Sacred Music at St. John the Evangelist Parish

The Sacred Music program at St. John the Evangelist Parish seeks to deepen the faithful’s understanding of the Sacred Liturgy through authentic music that truly adheres to our Roman Catholic identity through the ages.  Music from many different eras is used, all of which builds upon the Roman Catholic Church’s rich tradition of beautiful music and is stylistically identifiable as Roman Catholic.  The Parish Choirs sing in both English and Latin, reflecting the Second Vatican Council’s wish that Latin remain within the Mass, and have a healthy repertoire of Gregorian Chant, English Chant, Sacred polyphony, and traditional hymns.


“It is possible to modernize sacred music. But it should not happen outside of the traditional path of Gregorian chant and sacred polyphonic choral music.”

– Pope Emeritus Benedict XVI

In Catholic Churches across the world, the Holy Sacrifice of the Mass was offered exclusively in Latin for centuries.  The Latin language, as the official tongue of the Catholic Church, unites Catholics across the globe in the unending praise of our creator.  One could enter any church in any country and hear the familiar words of the Mass uttered or sung exactly as they would be in their home country.
The Second Vatican Council, which began in 1962, altered the liturgy of the Church, allowing the use of the vernacular alongside the Latin language in Mass; however, the erroneous implementation of the Council’s directives in the years the followed unfortunately resulted in the total loss of Latin in the vast majority of Parishes.

In recent years, there has been a resurgence of traditional Catholic liturgy due, in no small part, to the pontificate of Pope Emeritus Benedict XVI.  Catholics across the world are re-examining the documents of the Second Vatican Council and realizing that Latin was never supposed to disappear and, in fact, was encouraged to remain in the Mass.
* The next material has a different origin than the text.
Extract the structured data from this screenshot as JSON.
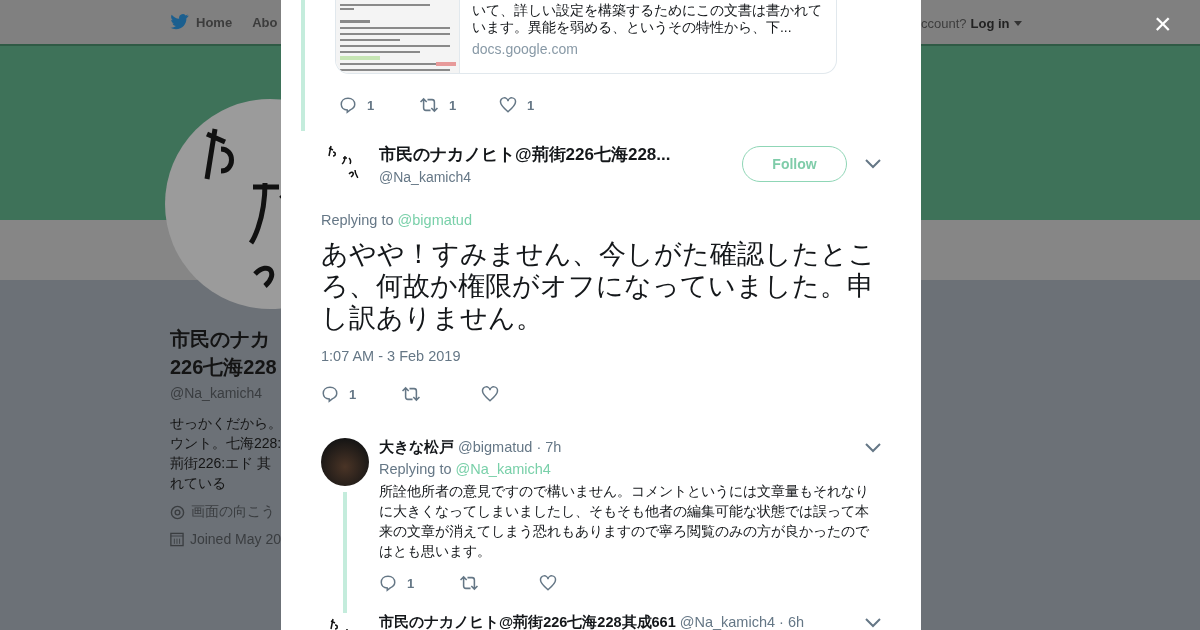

The repertory of Gregorian Chant dates back centuries and has been sung in Mass for just as long.  You are invited to participate either externally, by singing the chant if you are familiar with it, or internally, by reading the translations as they appear in handouts and praying the text as it is sung.

For more information about Gregorian Chant and the traditional liturgy, please see the links in the side bar.